» About this exercise
Among the entries that follow, find the lines holding "name" and say how many there are, with no other words.

Start of Entries provided

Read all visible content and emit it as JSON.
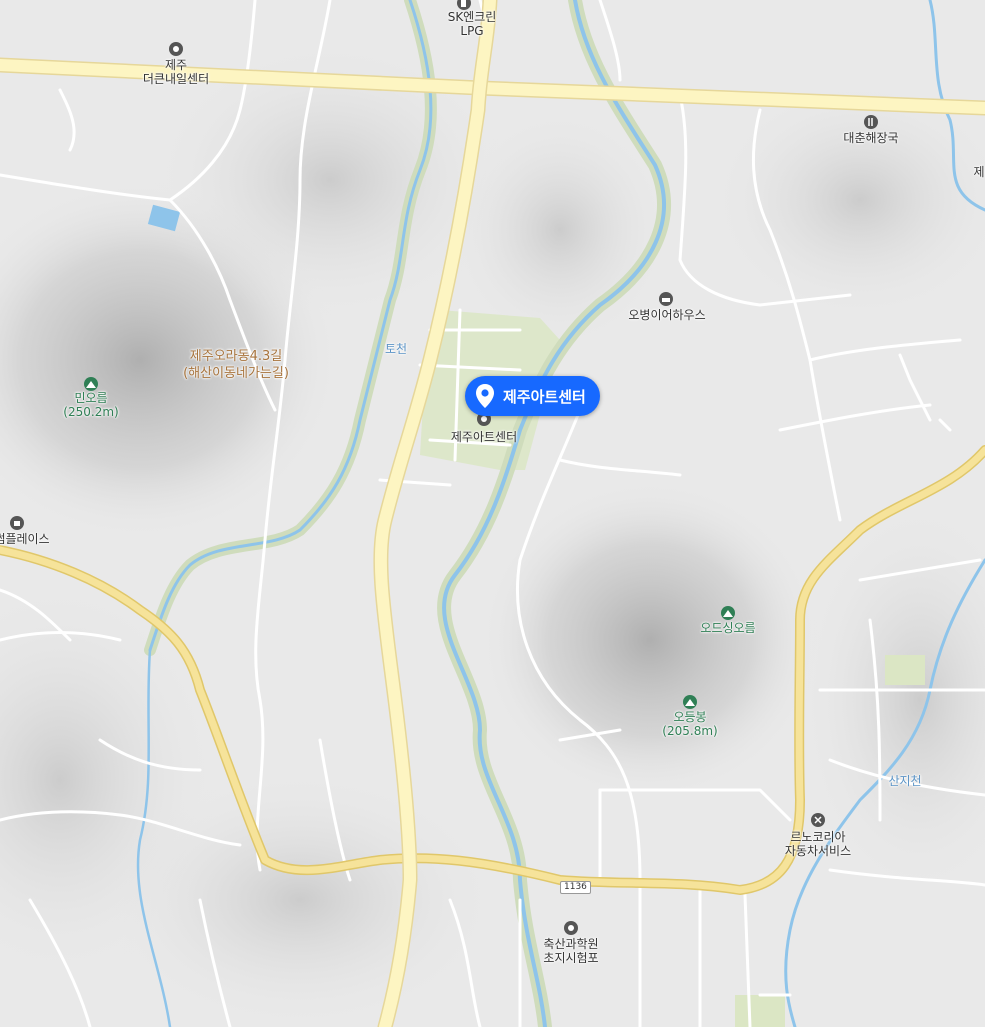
{
  "map": {
    "selected_place": "제주아트센터",
    "colors": {
      "background": "#e9e9e9",
      "road": "#ffffff",
      "major_road": "#f6e39a",
      "highway": "#fdf5c2",
      "water": "#8ec4ea",
      "green": "#dbe6c4",
      "marker": "#1769ff"
    },
    "pois": [
      {
        "name": "SK엔크린",
        "sub": "LPG",
        "icon": "gas-station-icon"
      },
      {
        "name": "제주",
        "sub": "더큰내일센터",
        "icon": "place-icon"
      },
      {
        "name": "대춘해장국",
        "sub": "",
        "icon": "restaurant-icon"
      },
      {
        "name": "오병이어하우스",
        "sub": "",
        "icon": "lodging-icon"
      },
      {
        "name": "제주아트센터",
        "sub": "",
        "icon": "place-icon"
      },
      {
        "name": "썸플레이스",
        "sub": "",
        "icon": "cafe-icon"
      },
      {
        "name": "르노코리아",
        "sub": "자동차서비스",
        "icon": "repair-icon"
      },
      {
        "name": "축산과학원",
        "sub": "초지시험포",
        "icon": "place-icon"
      },
      {
        "name": "제",
        "sub": "",
        "icon": ""
      }
    ],
    "mountains": [
      {
        "name": "민오름",
        "sub": "(250.2m)",
        "icon": "mountain-icon"
      },
      {
        "name": "오드싱오름",
        "sub": "",
        "icon": "mountain-icon"
      },
      {
        "name": "오등봉",
        "sub": "(205.8m)",
        "icon": "mountain-icon"
      }
    ],
    "trail": {
      "line1": "제주오라동4.3길",
      "line2": "(해산이동네가는길)"
    },
    "streams": [
      "토천",
      "산지천"
    ],
    "route_number": "1136"
  }
}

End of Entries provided

» Solution to the problem
12